Despite these differences in sociodemographic characteristics and hospital utilization, the shapes of the curves relating MHI to hospital utilization were virtually identical in Los Angeles and San-Framento (Figure 5a, b), and the goodness of fit in San-Framento was also similar (r
2 = 0.545). How do these similarities reconcile with the overall differences in utilization between the Los Angeles and San-Framento?

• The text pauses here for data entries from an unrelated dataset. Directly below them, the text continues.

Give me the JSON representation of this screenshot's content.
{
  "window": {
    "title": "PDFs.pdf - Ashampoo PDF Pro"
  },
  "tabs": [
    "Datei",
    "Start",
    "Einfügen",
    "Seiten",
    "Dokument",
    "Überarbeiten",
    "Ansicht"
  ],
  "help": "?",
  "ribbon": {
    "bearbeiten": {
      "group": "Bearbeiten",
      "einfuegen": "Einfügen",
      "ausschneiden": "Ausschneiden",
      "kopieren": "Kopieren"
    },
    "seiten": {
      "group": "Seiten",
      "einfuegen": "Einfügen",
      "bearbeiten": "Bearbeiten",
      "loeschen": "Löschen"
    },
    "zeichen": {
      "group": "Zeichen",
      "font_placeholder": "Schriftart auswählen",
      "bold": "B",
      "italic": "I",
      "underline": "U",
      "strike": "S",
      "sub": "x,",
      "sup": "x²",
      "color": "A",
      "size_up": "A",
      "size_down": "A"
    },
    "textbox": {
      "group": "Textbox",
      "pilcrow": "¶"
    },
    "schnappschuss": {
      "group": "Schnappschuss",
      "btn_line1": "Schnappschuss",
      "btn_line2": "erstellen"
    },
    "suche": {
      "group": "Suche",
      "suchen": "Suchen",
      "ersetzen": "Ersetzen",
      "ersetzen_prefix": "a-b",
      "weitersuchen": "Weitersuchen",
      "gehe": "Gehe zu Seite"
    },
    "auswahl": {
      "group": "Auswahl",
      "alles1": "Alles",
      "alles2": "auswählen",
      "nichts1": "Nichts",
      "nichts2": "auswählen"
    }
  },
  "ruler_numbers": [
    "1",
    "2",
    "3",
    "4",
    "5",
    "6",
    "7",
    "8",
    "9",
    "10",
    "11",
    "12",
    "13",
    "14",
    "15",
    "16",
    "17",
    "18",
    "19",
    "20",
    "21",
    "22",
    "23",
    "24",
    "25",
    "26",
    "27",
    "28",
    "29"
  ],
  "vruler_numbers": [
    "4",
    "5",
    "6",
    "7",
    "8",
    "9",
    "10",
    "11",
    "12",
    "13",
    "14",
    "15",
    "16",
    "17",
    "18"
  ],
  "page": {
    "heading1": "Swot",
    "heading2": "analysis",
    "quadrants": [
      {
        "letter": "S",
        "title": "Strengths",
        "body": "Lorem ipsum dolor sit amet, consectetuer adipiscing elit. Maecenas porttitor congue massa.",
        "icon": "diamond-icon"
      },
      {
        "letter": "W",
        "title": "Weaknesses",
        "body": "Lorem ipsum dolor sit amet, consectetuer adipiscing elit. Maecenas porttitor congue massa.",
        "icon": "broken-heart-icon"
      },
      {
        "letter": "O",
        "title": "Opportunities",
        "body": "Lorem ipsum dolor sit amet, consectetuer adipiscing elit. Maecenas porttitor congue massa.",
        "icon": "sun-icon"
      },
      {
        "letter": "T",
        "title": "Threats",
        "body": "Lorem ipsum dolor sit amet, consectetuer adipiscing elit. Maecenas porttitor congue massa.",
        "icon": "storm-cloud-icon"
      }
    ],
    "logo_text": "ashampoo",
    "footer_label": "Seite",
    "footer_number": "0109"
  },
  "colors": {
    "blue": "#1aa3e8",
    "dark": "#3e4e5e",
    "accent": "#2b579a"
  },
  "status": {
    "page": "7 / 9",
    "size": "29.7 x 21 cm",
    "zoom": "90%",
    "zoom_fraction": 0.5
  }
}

The explanation emerges from a comparison of Figure 5a, b, which shows data for the 45–64-year-old cohort. While the arcs that define the regressions in each were virtually identical, there were more low-income, high-utilization ZIP codes in Los Angeles (the shaded area in Figure 5a) and more high-income, low-utilization ZIP codes in San-Framento (the non-shaded area in Figure 5b). Across all ZIP codes, utilization among ages 45–64 in Los Angeles was 27 % greater than in San-Framento. However, when only those ZIP codes with MHIs >$75,000 were compared, it was only 4 % greater. Similarly, among 18–44 year olds, utilization across all ZIP codes was 24 % greater in Los Angeles than in San-Framento but only 3 % greater in high-income ZIP codes, and among seniors, these differences were 39 % and 9 %. Thus, differences in aggregate hospital utilization between Los Angeles and San-Framento appear to be due principally to differences in the relative numbers of low-income ZIP codes.
Even though San-Framento had fewer low-income ZIP codes than Los Angeles, these contributed substantially to overall utilization (Table 1). Had utilization throughout San-Framento been at the rate of its highest-income ZIP codes, the overall rate would have been 18 % less, half the decrement in Los Angeles but substantial.

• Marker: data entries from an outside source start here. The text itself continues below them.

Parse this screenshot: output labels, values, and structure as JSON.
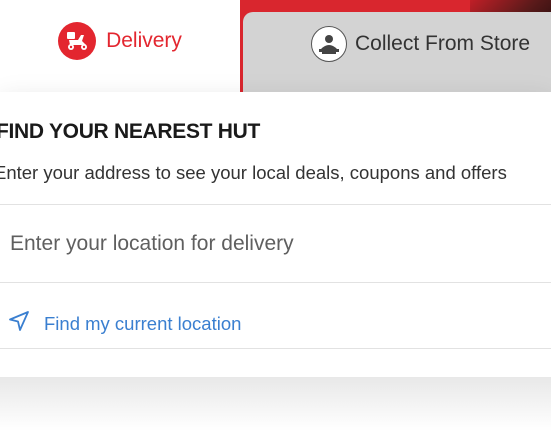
{
  "tabs": {
    "delivery_label": "Delivery",
    "collect_label": "Collect From Store",
    "active": "delivery",
    "delivery_icon": "scooter-icon",
    "collect_icon": "store-person-icon"
  },
  "finder": {
    "heading": "FIND YOUR NEAREST HUT",
    "subheading": "Enter your address to see your local deals, coupons and offers",
    "location_placeholder": "Enter your location for delivery",
    "location_value": "",
    "current_location_label": "Find my current location",
    "current_location_icon": "navigation-arrow-icon"
  },
  "colors": {
    "brand_red": "#e3262f",
    "link_blue": "#3a7fd0",
    "inactive_tab": "#d3d3d3"
  }
}
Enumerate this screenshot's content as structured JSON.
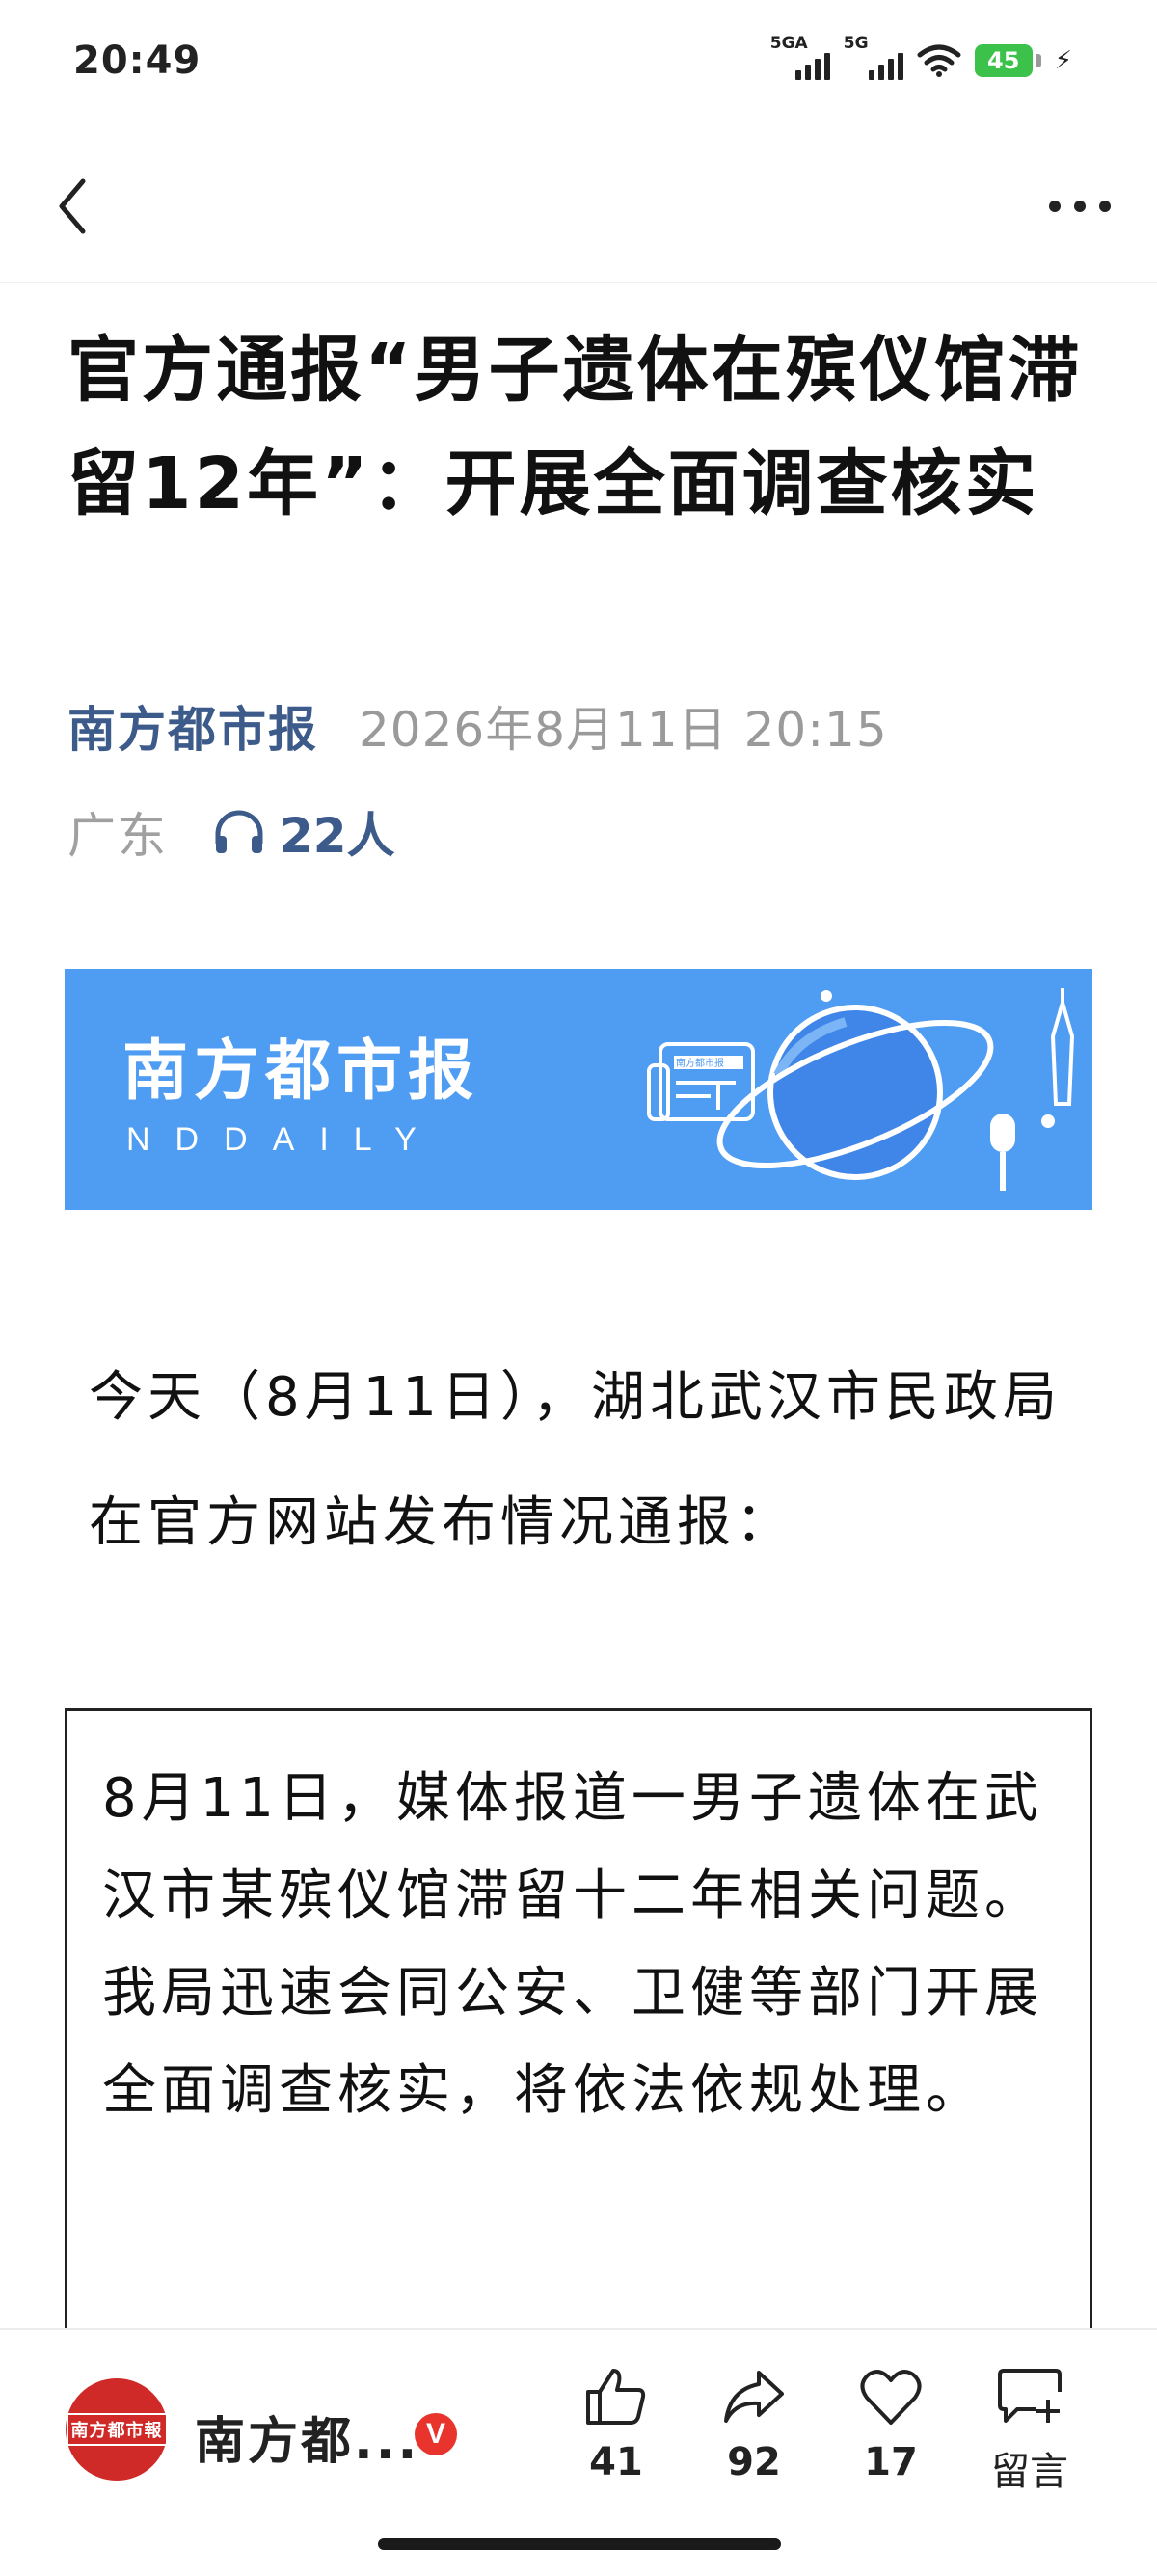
{
  "status_bar": {
    "time": "20:49",
    "signal1_label": "5GA",
    "signal2_label": "5G",
    "battery_level": "45",
    "icons": [
      "signal-icon",
      "signal-icon",
      "wifi-icon",
      "battery-icon",
      "charging-icon"
    ]
  },
  "nav": {
    "back_icon": "back-chevron-icon",
    "more_icon": "more-dots-icon"
  },
  "article": {
    "title": "官方通报“男子遗体在殡仪馆滞留12年”：开展全面调查核实",
    "source": "南方都市报",
    "datetime": "2026年8月11日 20:15",
    "region": "广东",
    "listeners": "22人",
    "banner": {
      "name": "南方都市报",
      "english": "NDDAILY",
      "newspaper_mark": "南方都市报"
    },
    "intro": "今天（8月11日），湖北武汉市民政局在官方网站发布情况通报：",
    "notice": "8月11日，媒体报道一男子遗体在武汉市某殡仪馆滞留十二年相关问题。我局迅速会同公安、卫健等部门开展全面调查核实，将依法依规处理。"
  },
  "action_bar": {
    "publisher_name": "南方都...",
    "verified_badge": "V",
    "avatar_mark": "南方都市報",
    "likes": "41",
    "shares": "92",
    "favorites": "17",
    "comment_label": "留言"
  },
  "colors": {
    "source_blue": "#3c5a8a",
    "banner_blue": "#4f9cf3",
    "battery_green": "#3cc24a",
    "avatar_red": "#cf2a27",
    "verified_red": "#e8342d"
  }
}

Figure 7 extends this analysis to the eight counties in California that have both high-income (MHI >$75,000) and low-income (MHI <$50,000) ZIP codes. When all ZIP codes were considered, the range of variation among counties in the 45–64-year-old cohort was 67 % and the coefficient of variation (COV) was 0.161. When only low-income ZIP codes were considered, the range widened to 103 % and the COV to 0.252; whereas, when only high-income ZIP codes were considered, the range of variation decreased to only 18 % and the COV fell to 0.056. Comparable results were obtained at ages 18–44 (COV = 0.127, 0.226, and 0.082, respectively) and at ages 65+ (COV = 0.153, 0.154, and 0.088). Thus, variation in hospital utilization among counties was strongly influenced by the proportion of low-income ZIP codes. Indeed, there was virtually no variation when only the more affluent ZIP codes were considered.

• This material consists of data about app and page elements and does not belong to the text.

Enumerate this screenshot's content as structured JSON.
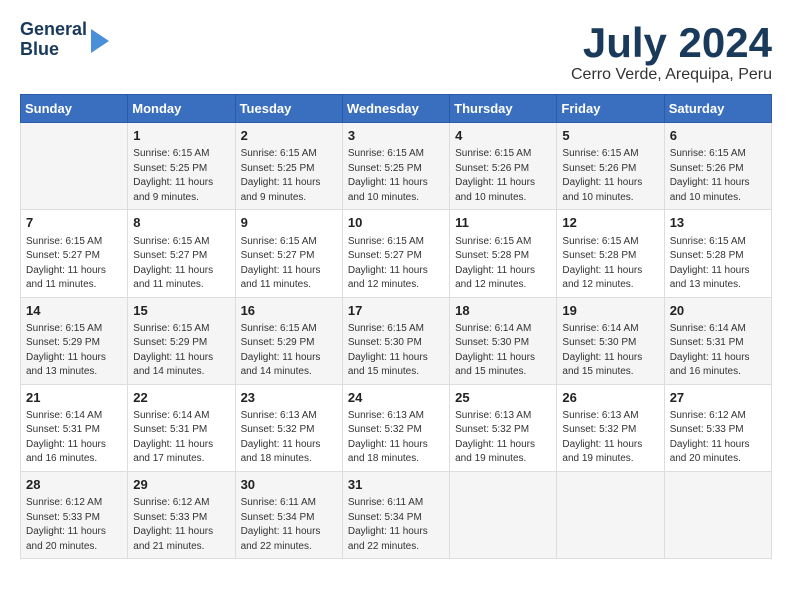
{
  "header": {
    "logo_line1": "General",
    "logo_line2": "Blue",
    "month_title": "July 2024",
    "location": "Cerro Verde, Arequipa, Peru"
  },
  "days_of_week": [
    "Sunday",
    "Monday",
    "Tuesday",
    "Wednesday",
    "Thursday",
    "Friday",
    "Saturday"
  ],
  "weeks": [
    [
      {
        "day": "",
        "info": ""
      },
      {
        "day": "1",
        "info": "Sunrise: 6:15 AM\nSunset: 5:25 PM\nDaylight: 11 hours\nand 9 minutes."
      },
      {
        "day": "2",
        "info": "Sunrise: 6:15 AM\nSunset: 5:25 PM\nDaylight: 11 hours\nand 9 minutes."
      },
      {
        "day": "3",
        "info": "Sunrise: 6:15 AM\nSunset: 5:25 PM\nDaylight: 11 hours\nand 10 minutes."
      },
      {
        "day": "4",
        "info": "Sunrise: 6:15 AM\nSunset: 5:26 PM\nDaylight: 11 hours\nand 10 minutes."
      },
      {
        "day": "5",
        "info": "Sunrise: 6:15 AM\nSunset: 5:26 PM\nDaylight: 11 hours\nand 10 minutes."
      },
      {
        "day": "6",
        "info": "Sunrise: 6:15 AM\nSunset: 5:26 PM\nDaylight: 11 hours\nand 10 minutes."
      }
    ],
    [
      {
        "day": "7",
        "info": "Sunrise: 6:15 AM\nSunset: 5:27 PM\nDaylight: 11 hours\nand 11 minutes."
      },
      {
        "day": "8",
        "info": "Sunrise: 6:15 AM\nSunset: 5:27 PM\nDaylight: 11 hours\nand 11 minutes."
      },
      {
        "day": "9",
        "info": "Sunrise: 6:15 AM\nSunset: 5:27 PM\nDaylight: 11 hours\nand 11 minutes."
      },
      {
        "day": "10",
        "info": "Sunrise: 6:15 AM\nSunset: 5:27 PM\nDaylight: 11 hours\nand 12 minutes."
      },
      {
        "day": "11",
        "info": "Sunrise: 6:15 AM\nSunset: 5:28 PM\nDaylight: 11 hours\nand 12 minutes."
      },
      {
        "day": "12",
        "info": "Sunrise: 6:15 AM\nSunset: 5:28 PM\nDaylight: 11 hours\nand 12 minutes."
      },
      {
        "day": "13",
        "info": "Sunrise: 6:15 AM\nSunset: 5:28 PM\nDaylight: 11 hours\nand 13 minutes."
      }
    ],
    [
      {
        "day": "14",
        "info": "Sunrise: 6:15 AM\nSunset: 5:29 PM\nDaylight: 11 hours\nand 13 minutes."
      },
      {
        "day": "15",
        "info": "Sunrise: 6:15 AM\nSunset: 5:29 PM\nDaylight: 11 hours\nand 14 minutes."
      },
      {
        "day": "16",
        "info": "Sunrise: 6:15 AM\nSunset: 5:29 PM\nDaylight: 11 hours\nand 14 minutes."
      },
      {
        "day": "17",
        "info": "Sunrise: 6:15 AM\nSunset: 5:30 PM\nDaylight: 11 hours\nand 15 minutes."
      },
      {
        "day": "18",
        "info": "Sunrise: 6:14 AM\nSunset: 5:30 PM\nDaylight: 11 hours\nand 15 minutes."
      },
      {
        "day": "19",
        "info": "Sunrise: 6:14 AM\nSunset: 5:30 PM\nDaylight: 11 hours\nand 15 minutes."
      },
      {
        "day": "20",
        "info": "Sunrise: 6:14 AM\nSunset: 5:31 PM\nDaylight: 11 hours\nand 16 minutes."
      }
    ],
    [
      {
        "day": "21",
        "info": "Sunrise: 6:14 AM\nSunset: 5:31 PM\nDaylight: 11 hours\nand 16 minutes."
      },
      {
        "day": "22",
        "info": "Sunrise: 6:14 AM\nSunset: 5:31 PM\nDaylight: 11 hours\nand 17 minutes."
      },
      {
        "day": "23",
        "info": "Sunrise: 6:13 AM\nSunset: 5:32 PM\nDaylight: 11 hours\nand 18 minutes."
      },
      {
        "day": "24",
        "info": "Sunrise: 6:13 AM\nSunset: 5:32 PM\nDaylight: 11 hours\nand 18 minutes."
      },
      {
        "day": "25",
        "info": "Sunrise: 6:13 AM\nSunset: 5:32 PM\nDaylight: 11 hours\nand 19 minutes."
      },
      {
        "day": "26",
        "info": "Sunrise: 6:13 AM\nSunset: 5:32 PM\nDaylight: 11 hours\nand 19 minutes."
      },
      {
        "day": "27",
        "info": "Sunrise: 6:12 AM\nSunset: 5:33 PM\nDaylight: 11 hours\nand 20 minutes."
      }
    ],
    [
      {
        "day": "28",
        "info": "Sunrise: 6:12 AM\nSunset: 5:33 PM\nDaylight: 11 hours\nand 20 minutes."
      },
      {
        "day": "29",
        "info": "Sunrise: 6:12 AM\nSunset: 5:33 PM\nDaylight: 11 hours\nand 21 minutes."
      },
      {
        "day": "30",
        "info": "Sunrise: 6:11 AM\nSunset: 5:34 PM\nDaylight: 11 hours\nand 22 minutes."
      },
      {
        "day": "31",
        "info": "Sunrise: 6:11 AM\nSunset: 5:34 PM\nDaylight: 11 hours\nand 22 minutes."
      },
      {
        "day": "",
        "info": ""
      },
      {
        "day": "",
        "info": ""
      },
      {
        "day": "",
        "info": ""
      }
    ]
  ]
}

The contribution of low income to utilization was assessed in the seven counties other than Los Angeles included in Figure 7, as was previously done for Milwaukee, Los Angeles, and San-Framento (Table 1). Had utilization in each of these counties been at the rate of its wealthiest ZIP codes, there would have been 31 % fewer hospital days among 45–64 year olds and 16 % fewer among all adults. We extended this analysis to the 18 most populace California counties (from a total of 59), whose combined adult population of 24.8 million represents 85 % of the total adult population of California. Had utilization in each of these been at the rate of its affluent ZIP codes, there would have been 37 % fewer hospital days among 45–64 year olds and 26 % fewer among all adults (Table 1). Thus, the increased utilization in low-income ZIP codes throughout the most populace counties of California proved to be a major contributor to overall hospital utilization and to account for most of the observed variation in utilization among them.